Unfortunately, in pointing the bone at Christianity, atheist zealots such as Hitchens and Dawkins conveniently forget or completely ignore the 20th Century. It was during this period that some of the greatest atrocities were committed by regimes deeply rooted in atheism.
Emery asserts that the atrocities of the 20th century, committed by Hitler, Stalin and Mao are somehow the fault of these people being atheists, without demonstrating how this could be true. For an excellent refutation of this point, please see the blog of Michael Sherlock.
Besides, even if Stalin or Hitler had committed atrocities in the name of atheism, this in no way exonerates or absolves Christianity from the atrocities committed in its name. Emery is a committing a tu quoque fallacy here by saying that atheism is just as bad a religion which does nothing to prove that Hitchens and Dawkins are wrong about religion being a force for evil.
Possibly the hardest to swallow is the atheist use of the victim card, which runs along the lines of “I don’t have a problem if you’re religious, but don’t offend me by judging me for not being religious or by telling me what you believe”.
I am unaware of atheists saying these words but even if someone did say that to you, what is your problem in simply honouring that request? Does it cause you an inconvenience to not speak about the things you believe in?
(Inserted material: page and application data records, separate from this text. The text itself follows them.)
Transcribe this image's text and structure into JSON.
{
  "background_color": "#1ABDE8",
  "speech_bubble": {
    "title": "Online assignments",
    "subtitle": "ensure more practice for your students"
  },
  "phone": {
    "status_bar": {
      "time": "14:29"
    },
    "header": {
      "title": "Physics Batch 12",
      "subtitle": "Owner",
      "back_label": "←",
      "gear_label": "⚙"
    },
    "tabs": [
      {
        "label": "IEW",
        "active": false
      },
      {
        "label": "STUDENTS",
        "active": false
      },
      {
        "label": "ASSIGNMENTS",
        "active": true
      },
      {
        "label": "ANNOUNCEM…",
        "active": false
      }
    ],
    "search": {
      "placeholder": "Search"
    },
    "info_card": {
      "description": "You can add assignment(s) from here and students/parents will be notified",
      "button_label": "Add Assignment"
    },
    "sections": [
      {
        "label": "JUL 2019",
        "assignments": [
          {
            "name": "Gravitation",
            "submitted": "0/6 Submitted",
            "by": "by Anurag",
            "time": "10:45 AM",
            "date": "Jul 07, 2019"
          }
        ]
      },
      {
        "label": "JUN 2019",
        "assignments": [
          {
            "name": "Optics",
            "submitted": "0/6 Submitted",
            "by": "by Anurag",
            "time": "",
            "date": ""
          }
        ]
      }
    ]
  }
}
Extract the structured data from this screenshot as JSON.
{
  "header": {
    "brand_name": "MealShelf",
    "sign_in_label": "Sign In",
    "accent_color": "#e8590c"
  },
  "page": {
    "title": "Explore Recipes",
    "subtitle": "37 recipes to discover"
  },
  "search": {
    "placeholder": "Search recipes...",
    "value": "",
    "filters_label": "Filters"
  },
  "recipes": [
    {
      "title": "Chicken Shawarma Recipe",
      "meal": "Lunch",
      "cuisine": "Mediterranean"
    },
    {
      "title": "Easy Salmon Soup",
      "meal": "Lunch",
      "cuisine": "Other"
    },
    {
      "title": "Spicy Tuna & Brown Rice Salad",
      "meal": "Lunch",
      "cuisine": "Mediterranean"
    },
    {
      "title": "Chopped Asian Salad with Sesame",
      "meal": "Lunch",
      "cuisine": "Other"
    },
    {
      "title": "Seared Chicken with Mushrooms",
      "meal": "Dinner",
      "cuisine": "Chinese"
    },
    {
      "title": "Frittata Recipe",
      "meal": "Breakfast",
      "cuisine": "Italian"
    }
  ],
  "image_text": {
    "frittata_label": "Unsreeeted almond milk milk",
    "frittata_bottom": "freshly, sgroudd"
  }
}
I have no problems with people being religious. I don’t care what you believe in the privacy of your own home. However, if you are going to manifest your irrational beliefs in public, you should not be surprised if someone challenges those beliefs. If your particular religion is used to withhold rights or pass legislation, you deserve to be challenged. If you are going to insist that your particular brand of faith should be taught in schools, you need to be opposed. This is what most atheists do feel strongly about. That’s not playing the victim card, that’s standing up for freedom.
Personally, I have no problem with atheists, though it would be nice if they stopped pretending they are uniquely persecuted and acknowledge that their religion requires as much faith and has been as much abused by some of its disciples as any other religion on earth.
Mr. Emery, I am an atheist and I do not feel uniquely persecuted today, which I consider to be an improvement over several hundred years ago when people like me were burned at the stake by people of faith. What I will not acknowledge is that atheism is a religion because that quite simply is a false statement. Atheism is not a belief, it is a conclusion. I wish that people like you would finally understand and acknowledge that.